_EXERCISE PROMPT_
Please return all of the entries below exactly as they are written.

_DATA TO EXAMINE_

══════════

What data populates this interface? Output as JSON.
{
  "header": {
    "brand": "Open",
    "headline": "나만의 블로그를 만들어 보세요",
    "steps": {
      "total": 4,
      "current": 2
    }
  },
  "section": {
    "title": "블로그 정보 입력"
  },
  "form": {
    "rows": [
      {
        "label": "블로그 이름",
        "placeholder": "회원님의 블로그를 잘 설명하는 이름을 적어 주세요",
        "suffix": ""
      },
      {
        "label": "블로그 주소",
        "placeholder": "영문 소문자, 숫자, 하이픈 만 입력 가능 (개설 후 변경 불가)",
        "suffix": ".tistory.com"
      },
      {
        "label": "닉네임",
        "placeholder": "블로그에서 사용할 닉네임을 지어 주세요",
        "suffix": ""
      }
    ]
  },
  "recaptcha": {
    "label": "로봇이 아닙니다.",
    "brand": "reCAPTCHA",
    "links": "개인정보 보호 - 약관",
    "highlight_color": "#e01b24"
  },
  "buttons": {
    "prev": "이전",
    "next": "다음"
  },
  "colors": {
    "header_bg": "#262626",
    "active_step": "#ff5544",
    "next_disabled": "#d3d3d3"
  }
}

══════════

_ANSWER BELOW_
What data populates this interface? Output as JSON.
{
  "header": {
    "brand": "Open",
    "headline": "나만의 블로그를 만들어 보세요",
    "steps": {
      "total": 4,
      "current": 2
    }
  },
  "section": {
    "title": "블로그 정보 입력"
  },
  "form": {
    "rows": [
      {
        "label": "블로그 이름",
        "placeholder": "회원님의 블로그를 잘 설명하는 이름을 적어 주세요",
        "suffix": ""
      },
      {
        "label": "블로그 주소",
        "placeholder": "영문 소문자, 숫자, 하이픈 만 입력 가능 (개설 후 변경 불가)",
        "suffix": ".tistory.com"
      },
      {
        "label": "닉네임",
        "placeholder": "블로그에서 사용할 닉네임을 지어 주세요",
        "suffix": ""
      }
    ]
  },
  "recaptcha": {
    "label": "로봇이 아닙니다.",
    "brand": "reCAPTCHA",
    "links": "개인정보 보호 - 약관",
    "highlight_color": "#e01b24"
  },
  "buttons": {
    "prev": "이전",
    "next": "다음"
  },
  "colors": {
    "header_bg": "#262626",
    "active_step": "#ff5544",
    "next_disabled": "#d3d3d3"
  }
}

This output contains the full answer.